_Data in this exercise:_
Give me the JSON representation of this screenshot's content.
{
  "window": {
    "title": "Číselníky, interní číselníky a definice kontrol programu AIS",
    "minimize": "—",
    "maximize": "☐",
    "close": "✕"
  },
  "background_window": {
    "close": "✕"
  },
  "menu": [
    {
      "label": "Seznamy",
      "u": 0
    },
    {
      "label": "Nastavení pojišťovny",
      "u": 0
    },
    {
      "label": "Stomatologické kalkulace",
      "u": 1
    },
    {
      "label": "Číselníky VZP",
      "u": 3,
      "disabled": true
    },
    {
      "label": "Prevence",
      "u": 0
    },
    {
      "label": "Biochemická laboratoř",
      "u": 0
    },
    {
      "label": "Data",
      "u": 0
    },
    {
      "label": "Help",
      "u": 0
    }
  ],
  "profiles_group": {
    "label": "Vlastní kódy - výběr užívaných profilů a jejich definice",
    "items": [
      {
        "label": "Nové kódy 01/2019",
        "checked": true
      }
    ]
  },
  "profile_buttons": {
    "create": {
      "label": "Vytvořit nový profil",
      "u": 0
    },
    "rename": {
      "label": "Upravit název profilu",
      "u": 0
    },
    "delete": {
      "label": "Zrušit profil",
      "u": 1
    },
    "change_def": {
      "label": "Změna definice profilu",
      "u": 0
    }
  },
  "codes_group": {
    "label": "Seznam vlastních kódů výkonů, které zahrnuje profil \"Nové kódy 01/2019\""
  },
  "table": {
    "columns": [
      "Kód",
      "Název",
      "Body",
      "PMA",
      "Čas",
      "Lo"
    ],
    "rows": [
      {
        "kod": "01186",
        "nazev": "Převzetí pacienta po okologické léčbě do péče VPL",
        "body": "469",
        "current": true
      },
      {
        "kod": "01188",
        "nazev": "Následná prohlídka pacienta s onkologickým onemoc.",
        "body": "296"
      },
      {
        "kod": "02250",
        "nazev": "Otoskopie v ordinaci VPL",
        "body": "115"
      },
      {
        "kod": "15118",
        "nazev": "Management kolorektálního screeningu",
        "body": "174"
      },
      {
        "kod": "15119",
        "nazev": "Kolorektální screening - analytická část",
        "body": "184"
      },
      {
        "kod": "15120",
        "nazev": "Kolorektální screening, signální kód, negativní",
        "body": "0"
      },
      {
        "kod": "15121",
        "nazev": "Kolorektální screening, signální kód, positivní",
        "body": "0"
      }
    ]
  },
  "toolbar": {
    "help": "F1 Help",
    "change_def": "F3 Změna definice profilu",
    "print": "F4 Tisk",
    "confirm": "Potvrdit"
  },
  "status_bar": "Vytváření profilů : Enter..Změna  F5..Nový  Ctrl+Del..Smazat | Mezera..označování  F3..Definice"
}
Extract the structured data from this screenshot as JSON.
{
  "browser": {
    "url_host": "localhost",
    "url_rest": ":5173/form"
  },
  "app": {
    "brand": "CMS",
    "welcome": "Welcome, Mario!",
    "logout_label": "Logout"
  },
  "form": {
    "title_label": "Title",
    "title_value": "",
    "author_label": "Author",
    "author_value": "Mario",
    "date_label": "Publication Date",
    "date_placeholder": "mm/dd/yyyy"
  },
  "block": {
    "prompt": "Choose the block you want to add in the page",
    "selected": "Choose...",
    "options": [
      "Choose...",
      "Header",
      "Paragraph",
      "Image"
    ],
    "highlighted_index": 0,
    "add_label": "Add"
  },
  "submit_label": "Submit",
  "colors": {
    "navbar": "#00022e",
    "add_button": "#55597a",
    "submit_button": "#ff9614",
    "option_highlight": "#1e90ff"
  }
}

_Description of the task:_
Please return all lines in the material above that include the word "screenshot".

_Exercise result:_
Give me the JSON representation of this screenshot's content.
Extract the structured data from this screenshot as JSON.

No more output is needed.